• [THE PROBLEM]:
From the entries that follow, work out how many lines contain "this". Write the number only.

== MATERIAL PROVIDED

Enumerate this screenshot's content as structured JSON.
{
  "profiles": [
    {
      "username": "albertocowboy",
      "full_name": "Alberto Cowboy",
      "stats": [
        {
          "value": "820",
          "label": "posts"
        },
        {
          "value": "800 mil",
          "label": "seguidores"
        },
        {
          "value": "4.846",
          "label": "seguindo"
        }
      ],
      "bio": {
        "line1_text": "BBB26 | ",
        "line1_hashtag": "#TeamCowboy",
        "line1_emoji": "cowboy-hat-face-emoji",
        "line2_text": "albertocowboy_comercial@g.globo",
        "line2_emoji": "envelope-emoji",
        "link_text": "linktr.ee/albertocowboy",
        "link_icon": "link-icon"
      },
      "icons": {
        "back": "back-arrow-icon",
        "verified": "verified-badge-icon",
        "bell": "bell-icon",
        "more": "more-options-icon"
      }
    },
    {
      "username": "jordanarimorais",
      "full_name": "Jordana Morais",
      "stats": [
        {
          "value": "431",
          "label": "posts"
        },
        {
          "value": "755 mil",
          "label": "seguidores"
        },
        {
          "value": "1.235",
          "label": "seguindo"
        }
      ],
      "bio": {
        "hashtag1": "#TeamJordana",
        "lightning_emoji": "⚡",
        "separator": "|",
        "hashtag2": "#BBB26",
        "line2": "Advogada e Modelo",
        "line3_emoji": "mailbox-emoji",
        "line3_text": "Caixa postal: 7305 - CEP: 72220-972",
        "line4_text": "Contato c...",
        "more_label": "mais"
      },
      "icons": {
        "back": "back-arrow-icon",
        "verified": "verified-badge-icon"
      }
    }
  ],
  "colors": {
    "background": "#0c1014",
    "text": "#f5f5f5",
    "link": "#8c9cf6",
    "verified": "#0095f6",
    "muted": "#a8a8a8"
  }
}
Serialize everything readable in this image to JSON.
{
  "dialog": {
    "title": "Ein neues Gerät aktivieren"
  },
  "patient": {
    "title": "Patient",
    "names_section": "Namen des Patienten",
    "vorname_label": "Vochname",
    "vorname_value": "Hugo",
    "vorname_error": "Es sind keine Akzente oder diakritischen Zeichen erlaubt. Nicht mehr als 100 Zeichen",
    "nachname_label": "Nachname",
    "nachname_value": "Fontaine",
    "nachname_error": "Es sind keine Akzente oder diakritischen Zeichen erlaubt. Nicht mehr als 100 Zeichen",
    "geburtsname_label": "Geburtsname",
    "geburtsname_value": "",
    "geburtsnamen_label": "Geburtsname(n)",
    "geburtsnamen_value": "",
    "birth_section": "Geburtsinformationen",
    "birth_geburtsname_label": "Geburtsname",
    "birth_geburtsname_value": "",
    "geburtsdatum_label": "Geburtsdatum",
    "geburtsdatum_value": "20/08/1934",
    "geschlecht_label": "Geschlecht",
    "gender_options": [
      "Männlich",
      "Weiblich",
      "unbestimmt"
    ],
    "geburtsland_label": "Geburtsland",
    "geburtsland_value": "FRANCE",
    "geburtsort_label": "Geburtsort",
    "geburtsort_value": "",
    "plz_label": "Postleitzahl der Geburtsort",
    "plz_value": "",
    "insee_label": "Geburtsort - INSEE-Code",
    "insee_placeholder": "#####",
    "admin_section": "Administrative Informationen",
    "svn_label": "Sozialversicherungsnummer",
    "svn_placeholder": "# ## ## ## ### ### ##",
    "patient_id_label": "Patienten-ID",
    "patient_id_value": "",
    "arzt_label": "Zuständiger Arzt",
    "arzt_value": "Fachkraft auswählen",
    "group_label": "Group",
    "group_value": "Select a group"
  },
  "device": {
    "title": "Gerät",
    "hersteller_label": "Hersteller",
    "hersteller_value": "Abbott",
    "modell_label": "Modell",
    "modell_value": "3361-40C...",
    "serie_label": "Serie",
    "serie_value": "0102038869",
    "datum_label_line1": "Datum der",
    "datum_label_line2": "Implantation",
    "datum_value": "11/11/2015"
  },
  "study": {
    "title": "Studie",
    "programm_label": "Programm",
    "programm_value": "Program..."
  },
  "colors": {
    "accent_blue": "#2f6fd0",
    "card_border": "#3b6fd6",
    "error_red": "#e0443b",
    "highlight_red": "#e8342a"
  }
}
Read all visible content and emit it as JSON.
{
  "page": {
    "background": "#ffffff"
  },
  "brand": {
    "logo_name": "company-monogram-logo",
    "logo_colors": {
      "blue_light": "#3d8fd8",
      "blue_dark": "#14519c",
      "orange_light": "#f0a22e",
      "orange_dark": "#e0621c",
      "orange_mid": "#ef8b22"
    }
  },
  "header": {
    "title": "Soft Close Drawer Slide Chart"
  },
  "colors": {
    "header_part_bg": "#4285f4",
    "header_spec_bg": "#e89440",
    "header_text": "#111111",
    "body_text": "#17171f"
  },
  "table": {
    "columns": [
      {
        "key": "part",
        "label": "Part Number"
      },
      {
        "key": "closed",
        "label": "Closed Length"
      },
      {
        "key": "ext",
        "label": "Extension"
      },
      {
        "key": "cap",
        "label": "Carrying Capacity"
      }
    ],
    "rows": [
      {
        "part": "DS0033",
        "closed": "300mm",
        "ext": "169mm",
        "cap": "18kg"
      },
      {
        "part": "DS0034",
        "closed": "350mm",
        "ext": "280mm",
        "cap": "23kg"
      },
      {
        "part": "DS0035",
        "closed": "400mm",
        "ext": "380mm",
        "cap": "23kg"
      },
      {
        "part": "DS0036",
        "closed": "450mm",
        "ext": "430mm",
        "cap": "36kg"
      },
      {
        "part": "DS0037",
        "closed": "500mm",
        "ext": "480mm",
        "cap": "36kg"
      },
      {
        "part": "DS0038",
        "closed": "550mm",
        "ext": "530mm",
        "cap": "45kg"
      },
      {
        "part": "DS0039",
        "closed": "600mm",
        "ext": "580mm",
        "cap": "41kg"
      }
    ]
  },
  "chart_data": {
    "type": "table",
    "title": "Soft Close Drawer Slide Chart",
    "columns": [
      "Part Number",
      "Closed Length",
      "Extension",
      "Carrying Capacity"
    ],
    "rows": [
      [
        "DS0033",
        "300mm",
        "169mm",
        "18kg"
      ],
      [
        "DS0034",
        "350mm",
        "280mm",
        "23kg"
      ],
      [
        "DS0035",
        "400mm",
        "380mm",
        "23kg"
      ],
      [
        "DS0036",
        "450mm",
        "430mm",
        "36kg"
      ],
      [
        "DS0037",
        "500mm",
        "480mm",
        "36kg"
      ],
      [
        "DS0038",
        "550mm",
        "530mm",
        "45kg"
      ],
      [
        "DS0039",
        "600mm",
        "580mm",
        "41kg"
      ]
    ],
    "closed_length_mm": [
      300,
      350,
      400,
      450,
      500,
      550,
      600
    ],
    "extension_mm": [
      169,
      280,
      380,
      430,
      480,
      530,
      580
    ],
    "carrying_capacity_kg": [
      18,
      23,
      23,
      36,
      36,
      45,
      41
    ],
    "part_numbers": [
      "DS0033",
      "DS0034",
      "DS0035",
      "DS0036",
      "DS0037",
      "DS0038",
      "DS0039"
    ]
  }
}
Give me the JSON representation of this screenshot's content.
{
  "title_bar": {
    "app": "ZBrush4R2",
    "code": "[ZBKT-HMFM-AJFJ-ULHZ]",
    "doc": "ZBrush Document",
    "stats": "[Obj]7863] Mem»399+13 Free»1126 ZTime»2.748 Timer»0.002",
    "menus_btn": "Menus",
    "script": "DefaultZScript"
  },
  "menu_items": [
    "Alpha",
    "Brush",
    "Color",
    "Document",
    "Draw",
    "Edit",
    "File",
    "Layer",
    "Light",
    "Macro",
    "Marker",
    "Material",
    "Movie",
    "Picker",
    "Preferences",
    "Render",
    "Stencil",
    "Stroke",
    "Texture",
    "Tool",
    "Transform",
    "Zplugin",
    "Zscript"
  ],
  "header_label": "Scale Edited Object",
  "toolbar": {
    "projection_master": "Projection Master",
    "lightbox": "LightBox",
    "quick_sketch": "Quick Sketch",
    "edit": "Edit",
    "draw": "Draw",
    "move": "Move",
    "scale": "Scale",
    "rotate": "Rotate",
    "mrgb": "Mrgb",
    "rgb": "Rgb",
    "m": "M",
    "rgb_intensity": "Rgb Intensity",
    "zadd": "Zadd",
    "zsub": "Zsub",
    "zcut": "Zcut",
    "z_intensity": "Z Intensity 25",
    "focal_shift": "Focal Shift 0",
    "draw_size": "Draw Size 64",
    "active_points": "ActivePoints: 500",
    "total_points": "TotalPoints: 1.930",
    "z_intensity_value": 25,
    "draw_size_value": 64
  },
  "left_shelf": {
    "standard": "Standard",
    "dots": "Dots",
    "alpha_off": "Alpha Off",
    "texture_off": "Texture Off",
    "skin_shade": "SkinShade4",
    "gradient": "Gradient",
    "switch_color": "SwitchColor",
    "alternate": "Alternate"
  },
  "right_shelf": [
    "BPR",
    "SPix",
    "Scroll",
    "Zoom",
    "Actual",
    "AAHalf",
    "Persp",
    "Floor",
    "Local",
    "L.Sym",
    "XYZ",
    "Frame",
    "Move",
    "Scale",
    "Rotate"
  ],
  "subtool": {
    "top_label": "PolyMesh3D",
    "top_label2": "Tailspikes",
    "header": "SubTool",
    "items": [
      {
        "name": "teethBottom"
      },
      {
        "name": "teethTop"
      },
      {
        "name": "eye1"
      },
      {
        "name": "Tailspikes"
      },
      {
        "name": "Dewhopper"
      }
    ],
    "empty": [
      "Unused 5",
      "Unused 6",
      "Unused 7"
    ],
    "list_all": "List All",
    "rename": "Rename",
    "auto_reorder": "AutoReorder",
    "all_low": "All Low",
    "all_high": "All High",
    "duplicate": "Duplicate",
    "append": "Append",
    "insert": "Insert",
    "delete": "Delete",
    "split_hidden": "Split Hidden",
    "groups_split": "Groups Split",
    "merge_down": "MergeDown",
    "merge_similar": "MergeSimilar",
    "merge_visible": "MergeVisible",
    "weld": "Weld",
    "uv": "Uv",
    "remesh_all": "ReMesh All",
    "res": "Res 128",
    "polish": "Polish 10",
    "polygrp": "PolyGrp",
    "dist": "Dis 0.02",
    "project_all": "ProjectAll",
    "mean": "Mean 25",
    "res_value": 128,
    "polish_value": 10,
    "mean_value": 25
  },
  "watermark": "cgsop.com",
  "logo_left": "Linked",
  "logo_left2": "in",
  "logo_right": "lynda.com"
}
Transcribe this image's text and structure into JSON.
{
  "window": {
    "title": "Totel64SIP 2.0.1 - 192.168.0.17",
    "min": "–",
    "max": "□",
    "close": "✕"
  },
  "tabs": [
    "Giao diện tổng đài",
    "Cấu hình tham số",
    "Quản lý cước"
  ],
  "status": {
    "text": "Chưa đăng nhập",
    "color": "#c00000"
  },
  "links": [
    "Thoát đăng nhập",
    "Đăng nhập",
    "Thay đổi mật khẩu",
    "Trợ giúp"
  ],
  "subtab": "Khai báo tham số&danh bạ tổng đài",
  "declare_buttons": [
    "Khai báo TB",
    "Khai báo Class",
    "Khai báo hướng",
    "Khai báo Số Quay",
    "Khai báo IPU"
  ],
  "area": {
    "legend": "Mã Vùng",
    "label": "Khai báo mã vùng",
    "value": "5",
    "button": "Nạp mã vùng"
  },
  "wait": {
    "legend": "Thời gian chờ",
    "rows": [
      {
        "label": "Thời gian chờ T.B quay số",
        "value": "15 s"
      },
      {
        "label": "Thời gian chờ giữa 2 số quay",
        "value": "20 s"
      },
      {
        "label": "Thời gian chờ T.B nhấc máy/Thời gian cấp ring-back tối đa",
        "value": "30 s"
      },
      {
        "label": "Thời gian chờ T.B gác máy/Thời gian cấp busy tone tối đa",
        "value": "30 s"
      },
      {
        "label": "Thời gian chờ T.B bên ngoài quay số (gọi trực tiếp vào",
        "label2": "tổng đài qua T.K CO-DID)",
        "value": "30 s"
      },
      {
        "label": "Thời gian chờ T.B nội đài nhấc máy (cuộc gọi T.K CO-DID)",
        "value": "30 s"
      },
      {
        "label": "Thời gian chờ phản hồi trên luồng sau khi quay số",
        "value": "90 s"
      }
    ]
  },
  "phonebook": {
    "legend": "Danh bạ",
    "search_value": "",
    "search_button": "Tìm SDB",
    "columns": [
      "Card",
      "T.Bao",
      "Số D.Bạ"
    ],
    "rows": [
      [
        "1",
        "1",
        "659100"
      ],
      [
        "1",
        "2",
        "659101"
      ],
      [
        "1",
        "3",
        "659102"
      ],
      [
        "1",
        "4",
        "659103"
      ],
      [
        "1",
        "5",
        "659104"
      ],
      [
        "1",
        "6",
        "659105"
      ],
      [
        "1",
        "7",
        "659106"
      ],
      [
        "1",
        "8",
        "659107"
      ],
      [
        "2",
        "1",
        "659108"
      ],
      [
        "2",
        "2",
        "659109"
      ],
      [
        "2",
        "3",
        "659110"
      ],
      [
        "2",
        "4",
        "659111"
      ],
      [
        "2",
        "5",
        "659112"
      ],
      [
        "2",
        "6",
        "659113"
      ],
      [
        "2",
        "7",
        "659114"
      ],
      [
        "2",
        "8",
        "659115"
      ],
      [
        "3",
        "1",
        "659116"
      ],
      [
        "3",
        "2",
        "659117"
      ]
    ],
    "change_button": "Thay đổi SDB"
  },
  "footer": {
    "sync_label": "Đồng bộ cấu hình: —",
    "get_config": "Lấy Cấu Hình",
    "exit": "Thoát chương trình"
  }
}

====

• [EXPECTED OUTPUT]:
4